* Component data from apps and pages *
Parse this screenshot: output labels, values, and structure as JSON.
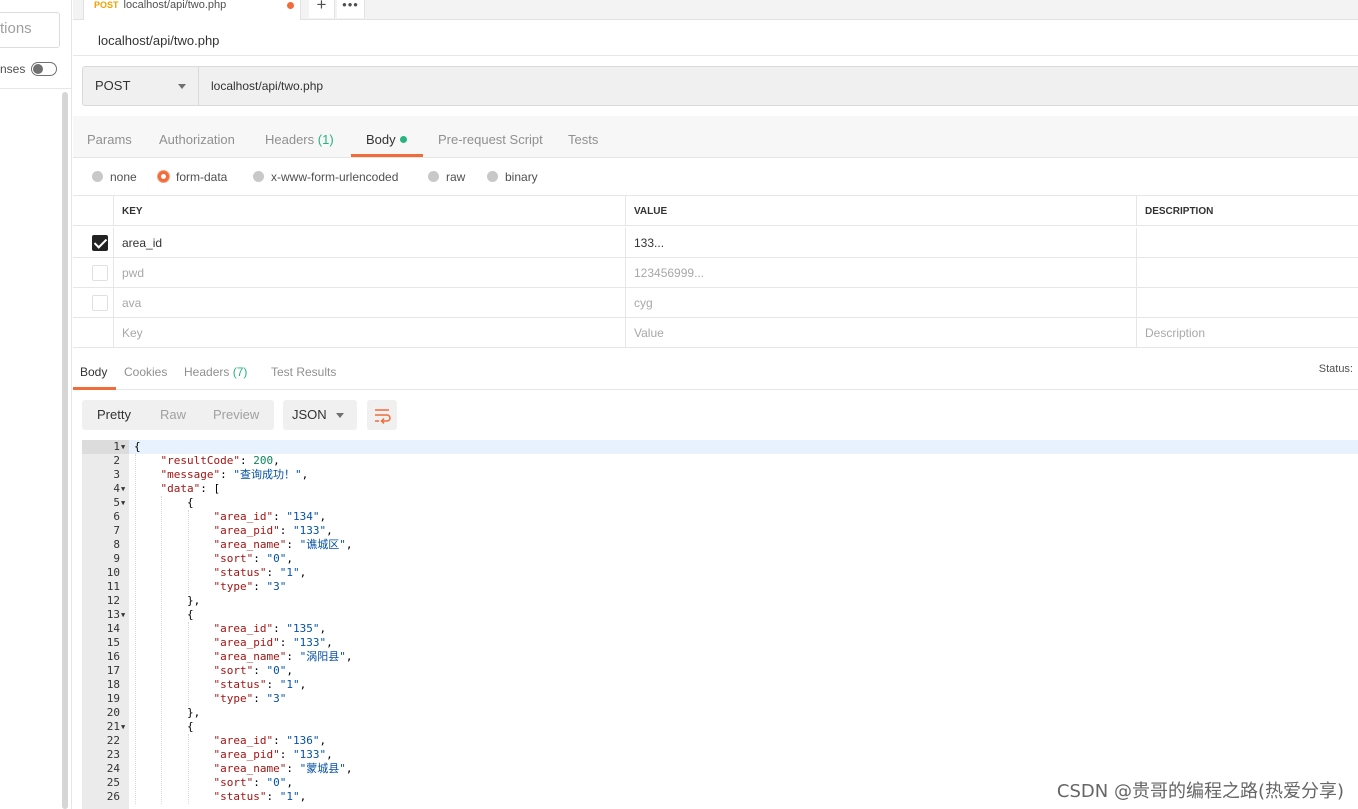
{
  "sidebar": {
    "partial_text": "tions",
    "toggle_label": "nses"
  },
  "tab": {
    "method": "POST",
    "url": "localhost/api/two.php",
    "add_label": "+",
    "more_label": "•••"
  },
  "request": {
    "title": "localhost/api/two.php",
    "method": "POST",
    "url": "localhost/api/two.php"
  },
  "request_tabs": [
    {
      "label": "Params"
    },
    {
      "label": "Authorization"
    },
    {
      "label": "Headers",
      "count": "(1)"
    },
    {
      "label": "Body"
    },
    {
      "label": "Pre-request Script"
    },
    {
      "label": "Tests"
    }
  ],
  "body_types": [
    "none",
    "form-data",
    "x-www-form-urlencoded",
    "raw",
    "binary"
  ],
  "form_table": {
    "headers": {
      "key": "KEY",
      "value": "VALUE",
      "description": "DESCRIPTION"
    },
    "rows": [
      {
        "key": "area_id",
        "value": "133...",
        "description": "",
        "checked": true
      },
      {
        "key": "pwd",
        "value": "123456999...",
        "description": "",
        "checked": false
      },
      {
        "key": "ava",
        "value": "cyg",
        "description": "",
        "checked": false
      }
    ],
    "placeholders": {
      "key": "Key",
      "value": "Value",
      "description": "Description"
    }
  },
  "response_tabs": [
    {
      "label": "Body"
    },
    {
      "label": "Cookies"
    },
    {
      "label": "Headers",
      "count": "(7)"
    },
    {
      "label": "Test Results"
    }
  ],
  "response_status_label": "Status:",
  "view_modes": [
    "Pretty",
    "Raw",
    "Preview"
  ],
  "format": "JSON",
  "code_lines": [
    "{",
    "    \"resultCode\": 200,",
    "    \"message\": \"查询成功！\",",
    "    \"data\": [",
    "        {",
    "            \"area_id\": \"134\",",
    "            \"area_pid\": \"133\",",
    "            \"area_name\": \"谯城区\",",
    "            \"sort\": \"0\",",
    "            \"status\": \"1\",",
    "            \"type\": \"3\"",
    "        },",
    "        {",
    "            \"area_id\": \"135\",",
    "            \"area_pid\": \"133\",",
    "            \"area_name\": \"涡阳县\",",
    "            \"sort\": \"0\",",
    "            \"status\": \"1\",",
    "            \"type\": \"3\"",
    "        },",
    "        {",
    "            \"area_id\": \"136\",",
    "            \"area_pid\": \"133\",",
    "            \"area_name\": \"蒙城县\",",
    "            \"sort\": \"0\",",
    "            \"status\": \"1\","
  ],
  "folds": [
    1,
    4,
    5,
    13,
    21
  ],
  "watermark": "CSDN @贵哥的编程之路(热爱分享)",
  "colors": {
    "accent": "#f26b3a",
    "count_green": "#26b47f",
    "method_orange": "#f0a000"
  }
}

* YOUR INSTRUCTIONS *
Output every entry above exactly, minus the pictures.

* ANSWER TO THE EXERCISE *
Parse this screenshot: output labels, values, and structure as JSON.
{
  "sidebar": {
    "partial_text": "tions",
    "toggle_label": "nses"
  },
  "tab": {
    "method": "POST",
    "url": "localhost/api/two.php",
    "add_label": "+",
    "more_label": "•••"
  },
  "request": {
    "title": "localhost/api/two.php",
    "method": "POST",
    "url": "localhost/api/two.php"
  },
  "request_tabs": [
    {
      "label": "Params"
    },
    {
      "label": "Authorization"
    },
    {
      "label": "Headers",
      "count": "(1)"
    },
    {
      "label": "Body"
    },
    {
      "label": "Pre-request Script"
    },
    {
      "label": "Tests"
    }
  ],
  "body_types": [
    "none",
    "form-data",
    "x-www-form-urlencoded",
    "raw",
    "binary"
  ],
  "form_table": {
    "headers": {
      "key": "KEY",
      "value": "VALUE",
      "description": "DESCRIPTION"
    },
    "rows": [
      {
        "key": "area_id",
        "value": "133...",
        "description": "",
        "checked": true
      },
      {
        "key": "pwd",
        "value": "123456999...",
        "description": "",
        "checked": false
      },
      {
        "key": "ava",
        "value": "cyg",
        "description": "",
        "checked": false
      }
    ],
    "placeholders": {
      "key": "Key",
      "value": "Value",
      "description": "Description"
    }
  },
  "response_tabs": [
    {
      "label": "Body"
    },
    {
      "label": "Cookies"
    },
    {
      "label": "Headers",
      "count": "(7)"
    },
    {
      "label": "Test Results"
    }
  ],
  "response_status_label": "Status:",
  "view_modes": [
    "Pretty",
    "Raw",
    "Preview"
  ],
  "format": "JSON",
  "code_lines": [
    "{",
    "    \"resultCode\": 200,",
    "    \"message\": \"查询成功！\",",
    "    \"data\": [",
    "        {",
    "            \"area_id\": \"134\",",
    "            \"area_pid\": \"133\",",
    "            \"area_name\": \"谯城区\",",
    "            \"sort\": \"0\",",
    "            \"status\": \"1\",",
    "            \"type\": \"3\"",
    "        },",
    "        {",
    "            \"area_id\": \"135\",",
    "            \"area_pid\": \"133\",",
    "            \"area_name\": \"涡阳县\",",
    "            \"sort\": \"0\",",
    "            \"status\": \"1\",",
    "            \"type\": \"3\"",
    "        },",
    "        {",
    "            \"area_id\": \"136\",",
    "            \"area_pid\": \"133\",",
    "            \"area_name\": \"蒙城县\",",
    "            \"sort\": \"0\",",
    "            \"status\": \"1\","
  ],
  "folds": [
    1,
    4,
    5,
    13,
    21
  ],
  "watermark": "CSDN @贵哥的编程之路(热爱分享)",
  "colors": {
    "accent": "#f26b3a",
    "count_green": "#26b47f",
    "method_orange": "#f0a000"
  }
}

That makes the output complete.